The British Medical Association is urging for the continued use of face masks and new ventilation standards Due to Covid UK.
It states that it is vital to protect the NHS, health and education amid what it remarks is an alarming rise in cases.
It comes as ministers contemplate allowing fully jabbed people to evade isolation and testing if exposed to Covid UK.
A Downing Street source mentioned the need for isolation or daily tests for those who had received two coronavirus injections that could be taken off on 19 July.
First reported by the Times, the source mentioned that no decision had still been taken.
Prime Minister Boris Johnson mentioned on Thursday that he hoped England would resume to as near to the pre-pandemic status quo as possible on 19 July – the fourth and final stage of lockdown relaxation in England.
However, he also hinted that some “extra precautions” might still be required.
Weekly coronavirus cases in the country have surged up to 74% in the last seven days, as per the government figures.
On Friday, the UK recorded 27,125 fresh cases and another 27 deaths within 28 days of a positive test.
The number of people hospitalised in England with Covid-19 has increased by 55% over the past week, the British Medical Association (BMA) says.
Dr Chaand Nagpaul, BMA council chairman, mentioned that lifting restrictions was not a binary “all or nothing” decision and that “sensible, cautious measures” were still needed.
He mentioned, “As case numbers continue to rise at an alarming rate due to the rapid transmission of the Delta variant and an increase in people mixing with one another, it makes no sense to remove restrictions in their entirety in just over two weeks’ time.”
“The promise was to make decisions based on data and not dates, and while we were pleased to see the government react to data in delaying the easing on 21 June last month, ministers must not now simply disregard the most recent, damning numbers by rushing into meeting their new 19 July deadline.”
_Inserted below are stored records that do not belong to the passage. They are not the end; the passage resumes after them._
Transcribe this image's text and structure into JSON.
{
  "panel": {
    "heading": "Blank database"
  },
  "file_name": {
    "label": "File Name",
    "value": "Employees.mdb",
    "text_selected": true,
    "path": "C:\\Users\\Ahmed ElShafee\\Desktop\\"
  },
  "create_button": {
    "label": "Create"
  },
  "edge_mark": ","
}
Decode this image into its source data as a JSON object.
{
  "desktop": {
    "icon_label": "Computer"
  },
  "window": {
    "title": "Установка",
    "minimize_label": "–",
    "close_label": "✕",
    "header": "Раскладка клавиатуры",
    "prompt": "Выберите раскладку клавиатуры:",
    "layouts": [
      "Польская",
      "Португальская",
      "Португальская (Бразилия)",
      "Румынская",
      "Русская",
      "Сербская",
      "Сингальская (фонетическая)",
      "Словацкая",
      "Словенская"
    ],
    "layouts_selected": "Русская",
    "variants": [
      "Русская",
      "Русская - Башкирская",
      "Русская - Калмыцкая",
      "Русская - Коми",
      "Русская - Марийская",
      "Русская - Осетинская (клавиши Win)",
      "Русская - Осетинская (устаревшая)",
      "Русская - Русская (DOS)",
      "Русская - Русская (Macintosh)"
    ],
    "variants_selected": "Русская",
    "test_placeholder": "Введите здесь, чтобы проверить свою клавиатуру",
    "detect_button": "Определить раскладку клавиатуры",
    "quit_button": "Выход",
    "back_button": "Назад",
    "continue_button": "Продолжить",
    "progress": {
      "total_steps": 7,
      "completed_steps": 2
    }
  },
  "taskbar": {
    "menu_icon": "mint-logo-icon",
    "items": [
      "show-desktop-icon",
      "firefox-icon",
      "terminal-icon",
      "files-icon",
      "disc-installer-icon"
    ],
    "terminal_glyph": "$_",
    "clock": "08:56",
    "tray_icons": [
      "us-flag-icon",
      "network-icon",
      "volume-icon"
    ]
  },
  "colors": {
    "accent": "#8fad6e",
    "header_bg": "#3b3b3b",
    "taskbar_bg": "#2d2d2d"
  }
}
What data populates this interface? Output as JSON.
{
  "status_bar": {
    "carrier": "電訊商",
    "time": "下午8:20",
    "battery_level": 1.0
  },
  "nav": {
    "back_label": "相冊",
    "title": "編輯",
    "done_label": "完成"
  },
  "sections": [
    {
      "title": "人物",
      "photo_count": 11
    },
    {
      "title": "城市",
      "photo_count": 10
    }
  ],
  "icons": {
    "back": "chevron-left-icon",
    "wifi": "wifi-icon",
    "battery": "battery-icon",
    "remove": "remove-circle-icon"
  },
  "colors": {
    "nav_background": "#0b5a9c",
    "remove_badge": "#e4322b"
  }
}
“Targeted measures” placed forward by the professional body for doctors requiring people to carry on wearing face coverings in encircled public spaces, such as shops and on public transport.
The BMA also asks the government to recover public messaging on how the virus ranges and the standing of good ventilation, including legal standards.
Dr Nagpaul insisted ministers not throw away the progress made in the vaccination programme.
He said more time was required to roll out jabs, saying that the nation was “still some way from protecting enough of the population”.
High levels of community transmission could also result in fertile ground for new, possible vaccine-resistant variants to develop, he added.
As per the latest government figures, in the UK, 45 million people – 85.5% of the adult population – have now got one dose of a coronavirus vaccine. Also, more than 33 million people – 63.1% – have been double jabbed.
Dr Bharat Pankhania, a senior clinical lecturer in infectious diseases at the University of Exeter’s medical school, shared with BBC Radio 4’s Today programme that he thought it was “perfectly okay” for people who had got two doses of a coronavirus vaccine to be exempt from isolation measures.
He mentioned that while the “gold standard” would be to stay cautious even if you had been fully vaccinated, he maintained that the fact that immunised people were “less infectious” meant it would be okay for them to stay without doing so.
Dr Pankhania mentioned that he felt that the vaccines were working “really well” at breaking the connection between infections, hospitalisation and death.
“Therefore, having uncoupled that, we can start thinking about other uncoupling measures as well,” he mentioned.
Finishing isolation for people who have had two jabs could be a relief for the hospitality industry. Rob Pitcher, chief executive of Revolution Bars Group, stated that the NHS Test and Trace app made it “very difficult” for the sector to recuperate following lockdowns.
He mentioned that the app was “casting the net quite wide” and said some staff were picking to delete the app because “they can’t afford to self-isolate for 10 days”.
However, Prof Robert West, a health psychologist who is a member of the Scientific Pandemic Influenza Group on Behaviours (SPI-B), which suggests Sage, cautioned that freeing those who were fully jabbed from separating would be wrong and could cause “resentment”.
“When you get unfairness in situations like this, you get resentment and when you get resentment you can get loss of compliance,” he shared with Times Radio.
The Scottish government stated that contact tracers would shortlist cases where there is a “high risk” of transmission, with calls being made to the most acute cases and texts used more extensively.
The last stage of measures lifting was delayed by four weeks from 21 June amidst concerns of spreading the Delta variant, first found in India, with the government saying it needed more time to administer vaccines.
But, Health Secretary Sajid Javid has stated that there is no reason for England’s final Covid UK restrictions to prolong beyond 19 July.
The Delta variant remains to account for almost 95% of established cases of coronavirus across the UK.
Public Health England figures show 161,981 confirmed, and likely cases of the Delta variant have now been recognised in the UK – up by 50,824, or 46%, on the previous week.